Source information
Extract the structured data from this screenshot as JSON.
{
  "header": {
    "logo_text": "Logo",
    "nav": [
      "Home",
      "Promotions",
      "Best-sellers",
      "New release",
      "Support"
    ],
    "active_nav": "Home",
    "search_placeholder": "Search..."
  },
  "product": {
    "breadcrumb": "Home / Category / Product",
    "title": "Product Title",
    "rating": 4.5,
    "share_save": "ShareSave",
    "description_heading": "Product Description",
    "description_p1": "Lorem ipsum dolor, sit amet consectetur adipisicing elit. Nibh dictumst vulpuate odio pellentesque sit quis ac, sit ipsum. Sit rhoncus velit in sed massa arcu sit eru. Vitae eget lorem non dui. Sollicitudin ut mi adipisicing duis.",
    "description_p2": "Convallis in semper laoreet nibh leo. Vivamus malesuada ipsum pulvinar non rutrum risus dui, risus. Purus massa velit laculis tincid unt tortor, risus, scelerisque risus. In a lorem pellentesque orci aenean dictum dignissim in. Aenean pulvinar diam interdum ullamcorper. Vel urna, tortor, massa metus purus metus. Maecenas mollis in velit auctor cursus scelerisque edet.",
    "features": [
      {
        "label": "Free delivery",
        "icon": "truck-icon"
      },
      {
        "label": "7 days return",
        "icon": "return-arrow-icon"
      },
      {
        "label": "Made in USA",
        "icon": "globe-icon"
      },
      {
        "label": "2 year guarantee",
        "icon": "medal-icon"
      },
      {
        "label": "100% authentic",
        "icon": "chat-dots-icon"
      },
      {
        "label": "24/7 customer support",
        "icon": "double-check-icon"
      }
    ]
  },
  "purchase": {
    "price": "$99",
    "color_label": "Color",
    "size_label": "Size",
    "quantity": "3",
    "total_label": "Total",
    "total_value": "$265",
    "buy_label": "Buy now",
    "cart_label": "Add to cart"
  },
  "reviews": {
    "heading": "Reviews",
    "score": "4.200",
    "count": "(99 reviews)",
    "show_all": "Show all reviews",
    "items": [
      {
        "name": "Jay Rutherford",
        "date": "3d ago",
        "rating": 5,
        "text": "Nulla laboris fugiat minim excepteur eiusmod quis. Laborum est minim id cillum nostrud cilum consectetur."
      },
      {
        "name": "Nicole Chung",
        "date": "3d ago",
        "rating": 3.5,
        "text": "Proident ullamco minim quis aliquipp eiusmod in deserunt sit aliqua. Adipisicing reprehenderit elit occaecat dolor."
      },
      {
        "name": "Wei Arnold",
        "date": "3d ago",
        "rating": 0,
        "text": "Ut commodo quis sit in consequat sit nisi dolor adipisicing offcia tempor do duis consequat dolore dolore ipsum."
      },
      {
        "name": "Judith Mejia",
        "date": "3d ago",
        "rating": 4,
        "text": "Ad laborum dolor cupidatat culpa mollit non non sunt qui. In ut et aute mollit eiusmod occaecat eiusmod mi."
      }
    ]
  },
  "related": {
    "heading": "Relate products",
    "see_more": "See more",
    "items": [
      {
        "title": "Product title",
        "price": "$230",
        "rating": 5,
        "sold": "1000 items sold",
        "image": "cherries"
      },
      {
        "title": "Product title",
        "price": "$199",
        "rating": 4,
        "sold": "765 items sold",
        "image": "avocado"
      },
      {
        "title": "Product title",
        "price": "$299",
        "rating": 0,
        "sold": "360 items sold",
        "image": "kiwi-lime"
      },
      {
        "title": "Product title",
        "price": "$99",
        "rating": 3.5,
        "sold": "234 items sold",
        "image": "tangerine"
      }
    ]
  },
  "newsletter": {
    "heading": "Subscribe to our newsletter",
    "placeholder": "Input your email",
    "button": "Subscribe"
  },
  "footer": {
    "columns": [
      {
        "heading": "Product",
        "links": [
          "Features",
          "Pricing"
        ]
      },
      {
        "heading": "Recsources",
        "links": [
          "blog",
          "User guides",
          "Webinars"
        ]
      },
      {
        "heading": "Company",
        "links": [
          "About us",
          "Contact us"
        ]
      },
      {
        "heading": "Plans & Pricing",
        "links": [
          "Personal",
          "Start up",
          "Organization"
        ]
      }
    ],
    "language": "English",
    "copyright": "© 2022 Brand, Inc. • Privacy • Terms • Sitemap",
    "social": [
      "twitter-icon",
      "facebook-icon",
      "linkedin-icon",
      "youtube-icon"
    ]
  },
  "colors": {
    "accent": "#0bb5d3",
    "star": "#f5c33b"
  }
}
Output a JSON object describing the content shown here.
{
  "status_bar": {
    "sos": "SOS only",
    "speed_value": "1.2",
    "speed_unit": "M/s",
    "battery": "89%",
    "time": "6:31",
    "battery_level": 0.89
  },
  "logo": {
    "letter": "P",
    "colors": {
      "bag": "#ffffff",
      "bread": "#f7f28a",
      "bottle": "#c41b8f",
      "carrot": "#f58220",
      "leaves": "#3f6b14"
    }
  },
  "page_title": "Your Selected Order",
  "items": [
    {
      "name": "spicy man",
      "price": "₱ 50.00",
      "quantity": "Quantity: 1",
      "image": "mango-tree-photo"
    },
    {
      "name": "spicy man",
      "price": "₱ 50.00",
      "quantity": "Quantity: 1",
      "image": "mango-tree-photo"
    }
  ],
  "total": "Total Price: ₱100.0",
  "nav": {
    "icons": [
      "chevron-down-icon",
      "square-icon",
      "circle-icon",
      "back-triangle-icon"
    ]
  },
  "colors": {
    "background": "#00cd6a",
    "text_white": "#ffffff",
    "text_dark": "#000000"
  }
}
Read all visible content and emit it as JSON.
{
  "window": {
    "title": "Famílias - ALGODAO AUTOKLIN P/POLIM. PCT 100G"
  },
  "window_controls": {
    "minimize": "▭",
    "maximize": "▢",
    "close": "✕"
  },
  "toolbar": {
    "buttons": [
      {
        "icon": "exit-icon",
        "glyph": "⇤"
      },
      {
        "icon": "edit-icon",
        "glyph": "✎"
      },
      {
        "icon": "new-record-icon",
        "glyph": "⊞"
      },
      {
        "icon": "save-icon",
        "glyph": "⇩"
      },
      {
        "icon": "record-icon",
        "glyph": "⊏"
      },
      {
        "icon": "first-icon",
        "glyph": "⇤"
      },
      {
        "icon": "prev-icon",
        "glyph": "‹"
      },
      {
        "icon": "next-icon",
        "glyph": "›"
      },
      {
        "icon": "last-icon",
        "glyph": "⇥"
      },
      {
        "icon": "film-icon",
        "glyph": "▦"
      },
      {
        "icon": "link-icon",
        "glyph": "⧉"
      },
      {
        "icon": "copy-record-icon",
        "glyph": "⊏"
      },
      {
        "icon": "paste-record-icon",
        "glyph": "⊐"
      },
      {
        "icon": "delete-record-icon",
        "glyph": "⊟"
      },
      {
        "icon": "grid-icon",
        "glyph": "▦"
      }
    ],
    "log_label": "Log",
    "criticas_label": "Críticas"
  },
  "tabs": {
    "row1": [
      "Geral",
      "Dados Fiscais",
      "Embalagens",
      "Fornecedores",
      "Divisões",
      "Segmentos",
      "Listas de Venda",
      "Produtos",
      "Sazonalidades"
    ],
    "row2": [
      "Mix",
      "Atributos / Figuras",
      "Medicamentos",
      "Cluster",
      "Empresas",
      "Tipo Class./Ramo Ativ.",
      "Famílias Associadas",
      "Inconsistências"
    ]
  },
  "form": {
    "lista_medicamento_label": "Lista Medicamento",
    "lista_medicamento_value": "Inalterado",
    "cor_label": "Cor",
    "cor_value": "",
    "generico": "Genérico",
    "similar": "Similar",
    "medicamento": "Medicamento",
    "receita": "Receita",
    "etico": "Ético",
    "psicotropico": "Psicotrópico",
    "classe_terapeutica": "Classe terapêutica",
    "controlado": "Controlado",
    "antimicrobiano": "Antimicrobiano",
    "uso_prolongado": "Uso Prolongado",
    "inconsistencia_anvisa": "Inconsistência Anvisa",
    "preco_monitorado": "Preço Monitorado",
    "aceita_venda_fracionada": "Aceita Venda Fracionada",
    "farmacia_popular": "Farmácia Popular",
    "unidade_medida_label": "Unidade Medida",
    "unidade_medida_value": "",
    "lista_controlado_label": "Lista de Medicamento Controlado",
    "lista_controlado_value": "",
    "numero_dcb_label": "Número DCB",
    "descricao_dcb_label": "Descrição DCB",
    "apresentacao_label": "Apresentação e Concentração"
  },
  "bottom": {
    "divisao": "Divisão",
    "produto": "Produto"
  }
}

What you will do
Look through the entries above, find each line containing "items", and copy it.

Finished task
    "items": [
    "items": [
        "sold": "1000 items sold",
        "sold": "765 items sold",
        "sold": "360 items sold",
        "sold": "234 items sold",
  "items": [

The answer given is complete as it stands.